**TRY IT:** Look through the listing below, and wherever a line has the string "Điều", pull it out.

(RECORDS SUPPLIED)

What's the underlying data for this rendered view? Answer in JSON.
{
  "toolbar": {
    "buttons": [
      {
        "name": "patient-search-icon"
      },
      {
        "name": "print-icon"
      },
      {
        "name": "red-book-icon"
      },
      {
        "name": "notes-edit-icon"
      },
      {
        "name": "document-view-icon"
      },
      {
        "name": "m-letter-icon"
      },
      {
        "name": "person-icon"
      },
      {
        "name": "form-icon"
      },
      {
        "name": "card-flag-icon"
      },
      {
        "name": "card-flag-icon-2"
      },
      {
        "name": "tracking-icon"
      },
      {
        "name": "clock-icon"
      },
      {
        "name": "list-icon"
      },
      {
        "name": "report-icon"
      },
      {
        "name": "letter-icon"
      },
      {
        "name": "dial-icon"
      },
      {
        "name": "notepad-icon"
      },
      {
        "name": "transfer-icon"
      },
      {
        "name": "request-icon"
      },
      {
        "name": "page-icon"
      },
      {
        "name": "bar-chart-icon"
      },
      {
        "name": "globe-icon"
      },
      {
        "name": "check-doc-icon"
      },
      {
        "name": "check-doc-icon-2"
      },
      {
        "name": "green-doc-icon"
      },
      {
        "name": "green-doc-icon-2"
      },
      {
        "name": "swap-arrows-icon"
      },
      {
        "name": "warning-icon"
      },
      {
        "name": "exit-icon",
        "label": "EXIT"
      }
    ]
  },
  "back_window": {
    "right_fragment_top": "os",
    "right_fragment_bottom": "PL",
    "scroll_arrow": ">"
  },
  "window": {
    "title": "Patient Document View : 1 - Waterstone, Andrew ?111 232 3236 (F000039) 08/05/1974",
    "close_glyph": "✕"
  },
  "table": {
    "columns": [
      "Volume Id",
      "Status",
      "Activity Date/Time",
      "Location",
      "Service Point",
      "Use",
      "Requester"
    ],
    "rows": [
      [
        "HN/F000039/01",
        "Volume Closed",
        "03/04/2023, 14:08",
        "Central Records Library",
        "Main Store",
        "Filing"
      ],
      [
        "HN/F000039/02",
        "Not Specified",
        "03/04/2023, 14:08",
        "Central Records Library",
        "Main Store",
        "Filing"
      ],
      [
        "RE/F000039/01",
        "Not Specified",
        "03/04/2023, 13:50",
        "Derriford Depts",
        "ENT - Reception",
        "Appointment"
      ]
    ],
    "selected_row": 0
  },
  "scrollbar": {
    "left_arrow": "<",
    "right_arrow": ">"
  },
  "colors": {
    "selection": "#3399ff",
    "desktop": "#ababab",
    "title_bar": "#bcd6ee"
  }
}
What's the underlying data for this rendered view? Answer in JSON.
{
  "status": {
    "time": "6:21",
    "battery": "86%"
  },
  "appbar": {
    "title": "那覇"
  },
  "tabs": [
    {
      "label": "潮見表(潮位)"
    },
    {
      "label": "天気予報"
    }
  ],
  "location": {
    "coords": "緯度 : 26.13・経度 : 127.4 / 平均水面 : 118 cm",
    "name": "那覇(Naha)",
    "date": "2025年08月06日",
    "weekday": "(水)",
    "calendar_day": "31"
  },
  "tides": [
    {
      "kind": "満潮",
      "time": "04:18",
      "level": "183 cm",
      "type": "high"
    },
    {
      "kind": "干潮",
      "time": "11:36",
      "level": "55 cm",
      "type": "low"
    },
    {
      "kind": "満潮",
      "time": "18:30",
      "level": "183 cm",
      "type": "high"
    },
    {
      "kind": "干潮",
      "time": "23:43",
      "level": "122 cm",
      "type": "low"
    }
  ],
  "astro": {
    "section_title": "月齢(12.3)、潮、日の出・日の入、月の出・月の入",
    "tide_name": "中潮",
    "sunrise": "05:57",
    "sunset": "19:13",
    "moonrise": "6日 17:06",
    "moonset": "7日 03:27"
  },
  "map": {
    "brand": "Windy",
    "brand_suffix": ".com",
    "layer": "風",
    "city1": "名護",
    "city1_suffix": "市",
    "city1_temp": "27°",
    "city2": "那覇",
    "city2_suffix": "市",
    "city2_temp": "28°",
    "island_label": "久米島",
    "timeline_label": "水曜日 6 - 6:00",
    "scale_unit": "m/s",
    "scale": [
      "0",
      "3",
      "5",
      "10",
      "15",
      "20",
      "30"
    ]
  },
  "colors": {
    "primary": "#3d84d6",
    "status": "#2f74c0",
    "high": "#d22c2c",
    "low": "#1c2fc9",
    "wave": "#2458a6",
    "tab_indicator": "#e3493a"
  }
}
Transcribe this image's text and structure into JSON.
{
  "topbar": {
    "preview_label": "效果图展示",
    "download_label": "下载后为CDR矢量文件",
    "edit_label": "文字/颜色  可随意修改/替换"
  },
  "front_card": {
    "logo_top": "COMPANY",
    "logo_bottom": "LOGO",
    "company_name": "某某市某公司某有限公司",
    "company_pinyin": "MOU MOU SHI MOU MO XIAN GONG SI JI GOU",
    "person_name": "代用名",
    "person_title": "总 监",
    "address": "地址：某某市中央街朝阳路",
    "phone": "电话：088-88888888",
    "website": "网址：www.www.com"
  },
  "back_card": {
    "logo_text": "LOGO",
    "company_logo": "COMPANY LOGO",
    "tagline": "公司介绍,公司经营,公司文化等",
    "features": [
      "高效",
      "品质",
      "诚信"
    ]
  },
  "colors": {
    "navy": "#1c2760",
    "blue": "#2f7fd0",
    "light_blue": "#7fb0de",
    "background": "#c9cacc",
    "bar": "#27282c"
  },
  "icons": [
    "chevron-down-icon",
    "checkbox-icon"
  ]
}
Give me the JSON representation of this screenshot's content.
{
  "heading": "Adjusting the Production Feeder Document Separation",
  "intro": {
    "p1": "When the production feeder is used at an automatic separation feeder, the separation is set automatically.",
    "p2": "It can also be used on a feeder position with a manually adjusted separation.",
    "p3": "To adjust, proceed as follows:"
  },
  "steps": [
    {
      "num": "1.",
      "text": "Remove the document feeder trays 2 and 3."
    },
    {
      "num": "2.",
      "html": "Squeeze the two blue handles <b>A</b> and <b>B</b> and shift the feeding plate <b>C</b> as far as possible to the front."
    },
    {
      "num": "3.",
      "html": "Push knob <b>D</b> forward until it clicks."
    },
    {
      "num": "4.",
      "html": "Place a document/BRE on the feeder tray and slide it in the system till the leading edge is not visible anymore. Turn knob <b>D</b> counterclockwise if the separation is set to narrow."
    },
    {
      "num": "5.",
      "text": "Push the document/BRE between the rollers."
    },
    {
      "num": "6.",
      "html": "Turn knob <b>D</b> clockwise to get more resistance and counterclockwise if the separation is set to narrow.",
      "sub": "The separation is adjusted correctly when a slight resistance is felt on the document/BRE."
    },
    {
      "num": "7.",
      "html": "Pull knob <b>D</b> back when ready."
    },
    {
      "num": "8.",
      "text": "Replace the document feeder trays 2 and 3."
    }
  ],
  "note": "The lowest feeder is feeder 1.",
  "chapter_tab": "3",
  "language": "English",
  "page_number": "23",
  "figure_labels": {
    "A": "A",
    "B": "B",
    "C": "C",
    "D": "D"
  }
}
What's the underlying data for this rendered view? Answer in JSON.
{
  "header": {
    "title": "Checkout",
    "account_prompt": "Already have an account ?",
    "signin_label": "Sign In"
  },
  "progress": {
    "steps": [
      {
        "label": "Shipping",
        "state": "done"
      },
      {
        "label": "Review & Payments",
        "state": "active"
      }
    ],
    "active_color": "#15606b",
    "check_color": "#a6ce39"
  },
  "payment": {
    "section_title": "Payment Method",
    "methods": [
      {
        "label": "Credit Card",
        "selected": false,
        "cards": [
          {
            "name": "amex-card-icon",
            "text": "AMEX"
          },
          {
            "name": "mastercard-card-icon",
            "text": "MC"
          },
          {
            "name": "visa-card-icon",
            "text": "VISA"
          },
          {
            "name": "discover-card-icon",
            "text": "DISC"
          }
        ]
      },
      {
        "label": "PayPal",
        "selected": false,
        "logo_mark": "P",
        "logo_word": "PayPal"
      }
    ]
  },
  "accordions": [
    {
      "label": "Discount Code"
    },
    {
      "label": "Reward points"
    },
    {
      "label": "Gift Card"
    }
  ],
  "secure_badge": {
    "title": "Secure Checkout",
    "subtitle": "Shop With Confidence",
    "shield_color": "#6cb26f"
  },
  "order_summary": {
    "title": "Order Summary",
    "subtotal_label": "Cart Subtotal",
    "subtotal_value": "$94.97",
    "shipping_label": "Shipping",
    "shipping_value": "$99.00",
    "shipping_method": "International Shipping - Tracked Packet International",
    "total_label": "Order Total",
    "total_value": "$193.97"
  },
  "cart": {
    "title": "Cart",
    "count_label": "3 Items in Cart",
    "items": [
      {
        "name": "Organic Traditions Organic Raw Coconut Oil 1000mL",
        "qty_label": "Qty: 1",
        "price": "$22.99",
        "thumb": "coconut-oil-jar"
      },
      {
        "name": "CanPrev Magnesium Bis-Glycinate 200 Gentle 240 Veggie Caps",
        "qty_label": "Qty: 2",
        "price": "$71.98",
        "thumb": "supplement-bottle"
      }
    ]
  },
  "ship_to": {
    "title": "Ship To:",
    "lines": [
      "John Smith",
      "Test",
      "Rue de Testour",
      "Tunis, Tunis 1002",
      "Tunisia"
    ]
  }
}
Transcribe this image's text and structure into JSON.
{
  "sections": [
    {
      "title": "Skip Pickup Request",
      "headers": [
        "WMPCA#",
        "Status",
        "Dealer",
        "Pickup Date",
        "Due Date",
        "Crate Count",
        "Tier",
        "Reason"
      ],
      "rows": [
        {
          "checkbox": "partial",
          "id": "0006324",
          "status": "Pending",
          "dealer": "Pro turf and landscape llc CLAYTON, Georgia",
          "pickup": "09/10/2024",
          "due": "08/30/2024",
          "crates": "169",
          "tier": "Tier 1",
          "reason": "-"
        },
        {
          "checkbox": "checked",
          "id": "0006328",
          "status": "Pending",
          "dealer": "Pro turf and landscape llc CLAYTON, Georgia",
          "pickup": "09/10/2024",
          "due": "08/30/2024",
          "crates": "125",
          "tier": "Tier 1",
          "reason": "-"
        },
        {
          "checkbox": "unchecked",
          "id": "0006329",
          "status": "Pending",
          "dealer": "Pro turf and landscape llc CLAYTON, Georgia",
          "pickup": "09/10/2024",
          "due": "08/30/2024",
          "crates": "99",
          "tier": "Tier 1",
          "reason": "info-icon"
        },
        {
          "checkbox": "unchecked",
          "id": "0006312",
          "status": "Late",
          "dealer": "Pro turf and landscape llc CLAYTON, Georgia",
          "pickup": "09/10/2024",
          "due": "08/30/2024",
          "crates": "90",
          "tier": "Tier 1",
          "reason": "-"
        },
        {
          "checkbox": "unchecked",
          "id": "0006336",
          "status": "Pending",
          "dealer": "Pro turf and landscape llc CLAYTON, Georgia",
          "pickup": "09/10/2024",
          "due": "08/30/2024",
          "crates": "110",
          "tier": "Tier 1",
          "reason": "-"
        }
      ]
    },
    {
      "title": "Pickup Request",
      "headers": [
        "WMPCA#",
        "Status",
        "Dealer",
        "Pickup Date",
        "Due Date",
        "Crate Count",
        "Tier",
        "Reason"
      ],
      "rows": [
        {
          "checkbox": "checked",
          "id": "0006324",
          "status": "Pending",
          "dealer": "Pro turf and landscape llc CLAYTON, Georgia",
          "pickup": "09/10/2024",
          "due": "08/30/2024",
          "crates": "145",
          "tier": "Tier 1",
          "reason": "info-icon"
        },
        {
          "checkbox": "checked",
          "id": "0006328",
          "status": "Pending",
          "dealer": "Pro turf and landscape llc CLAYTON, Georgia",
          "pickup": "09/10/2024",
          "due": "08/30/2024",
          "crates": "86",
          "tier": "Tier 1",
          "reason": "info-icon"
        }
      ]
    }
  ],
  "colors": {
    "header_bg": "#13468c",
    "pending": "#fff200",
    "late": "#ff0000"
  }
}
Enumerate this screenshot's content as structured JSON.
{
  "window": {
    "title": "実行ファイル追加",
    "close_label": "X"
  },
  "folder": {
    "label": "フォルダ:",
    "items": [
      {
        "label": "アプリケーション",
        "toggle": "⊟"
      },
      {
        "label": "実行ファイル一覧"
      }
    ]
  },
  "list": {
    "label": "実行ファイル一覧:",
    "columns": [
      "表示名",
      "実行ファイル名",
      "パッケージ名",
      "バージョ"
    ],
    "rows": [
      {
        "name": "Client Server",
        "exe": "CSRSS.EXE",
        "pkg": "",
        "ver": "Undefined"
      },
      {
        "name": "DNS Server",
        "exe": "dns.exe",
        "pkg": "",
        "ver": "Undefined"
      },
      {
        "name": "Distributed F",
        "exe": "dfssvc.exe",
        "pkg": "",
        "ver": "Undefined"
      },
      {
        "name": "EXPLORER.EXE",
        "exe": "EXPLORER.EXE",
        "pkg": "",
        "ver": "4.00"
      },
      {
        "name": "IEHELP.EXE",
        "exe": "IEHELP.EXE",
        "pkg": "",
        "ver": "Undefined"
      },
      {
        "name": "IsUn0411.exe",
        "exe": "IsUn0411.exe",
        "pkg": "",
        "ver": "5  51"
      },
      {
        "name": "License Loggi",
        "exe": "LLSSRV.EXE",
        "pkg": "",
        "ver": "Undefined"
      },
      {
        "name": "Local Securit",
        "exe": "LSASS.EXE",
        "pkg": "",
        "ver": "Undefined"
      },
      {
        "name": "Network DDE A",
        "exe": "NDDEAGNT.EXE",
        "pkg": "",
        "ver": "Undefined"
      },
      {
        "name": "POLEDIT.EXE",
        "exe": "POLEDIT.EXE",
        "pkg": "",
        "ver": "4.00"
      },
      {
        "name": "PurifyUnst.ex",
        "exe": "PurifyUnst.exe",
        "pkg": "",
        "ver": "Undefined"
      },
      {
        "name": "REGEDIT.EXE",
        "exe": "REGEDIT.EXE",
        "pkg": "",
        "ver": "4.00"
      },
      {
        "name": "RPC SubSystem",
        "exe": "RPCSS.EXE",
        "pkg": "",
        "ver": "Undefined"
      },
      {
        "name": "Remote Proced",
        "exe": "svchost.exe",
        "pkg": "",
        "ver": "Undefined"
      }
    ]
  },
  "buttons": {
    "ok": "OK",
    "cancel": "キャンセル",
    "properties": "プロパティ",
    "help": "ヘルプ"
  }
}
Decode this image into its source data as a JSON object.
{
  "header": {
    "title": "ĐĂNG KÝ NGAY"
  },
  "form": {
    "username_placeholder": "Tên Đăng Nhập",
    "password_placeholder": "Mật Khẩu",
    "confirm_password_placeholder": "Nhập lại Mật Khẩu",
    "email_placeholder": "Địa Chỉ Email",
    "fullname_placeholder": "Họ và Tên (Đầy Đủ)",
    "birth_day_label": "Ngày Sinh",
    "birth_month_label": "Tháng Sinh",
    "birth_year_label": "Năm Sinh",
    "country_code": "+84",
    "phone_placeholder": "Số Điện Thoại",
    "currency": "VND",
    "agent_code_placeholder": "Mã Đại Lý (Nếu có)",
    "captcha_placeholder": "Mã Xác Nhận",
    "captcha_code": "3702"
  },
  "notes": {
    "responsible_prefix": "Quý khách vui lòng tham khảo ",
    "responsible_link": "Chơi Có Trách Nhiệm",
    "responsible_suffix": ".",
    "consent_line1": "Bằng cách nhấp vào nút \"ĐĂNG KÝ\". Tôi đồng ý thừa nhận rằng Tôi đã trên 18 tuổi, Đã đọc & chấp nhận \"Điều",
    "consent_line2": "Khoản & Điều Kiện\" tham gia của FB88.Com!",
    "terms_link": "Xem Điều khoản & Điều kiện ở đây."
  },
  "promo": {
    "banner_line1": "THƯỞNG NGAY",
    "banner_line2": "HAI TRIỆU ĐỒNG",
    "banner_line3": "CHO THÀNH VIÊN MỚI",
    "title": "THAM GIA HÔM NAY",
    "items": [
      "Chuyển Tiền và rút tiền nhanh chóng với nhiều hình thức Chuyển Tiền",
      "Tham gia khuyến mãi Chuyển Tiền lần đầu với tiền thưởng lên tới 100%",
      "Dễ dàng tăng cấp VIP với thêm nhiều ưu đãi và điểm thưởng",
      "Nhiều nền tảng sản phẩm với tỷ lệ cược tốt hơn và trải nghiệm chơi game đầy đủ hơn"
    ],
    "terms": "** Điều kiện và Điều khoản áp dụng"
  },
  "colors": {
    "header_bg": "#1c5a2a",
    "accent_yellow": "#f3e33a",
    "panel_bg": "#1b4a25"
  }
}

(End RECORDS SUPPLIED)

**ANSWER SECTION:**
    "consent_line1": "Bằng cách nhấp vào nút \"ĐĂNG KÝ\". Tôi đồng ý thừa nhận rằng Tôi đã trên 18 tuổi, Đã đọc & chấp nhận \"Điều",
    "consent_line2": "Khoản & Điều Kiện\" tham gia của FB88.Com!",
    "terms_link": "Xem Điều khoản & Điều kiện ở đây."
    "terms": "** Điều kiện và Điều khoản áp dụng"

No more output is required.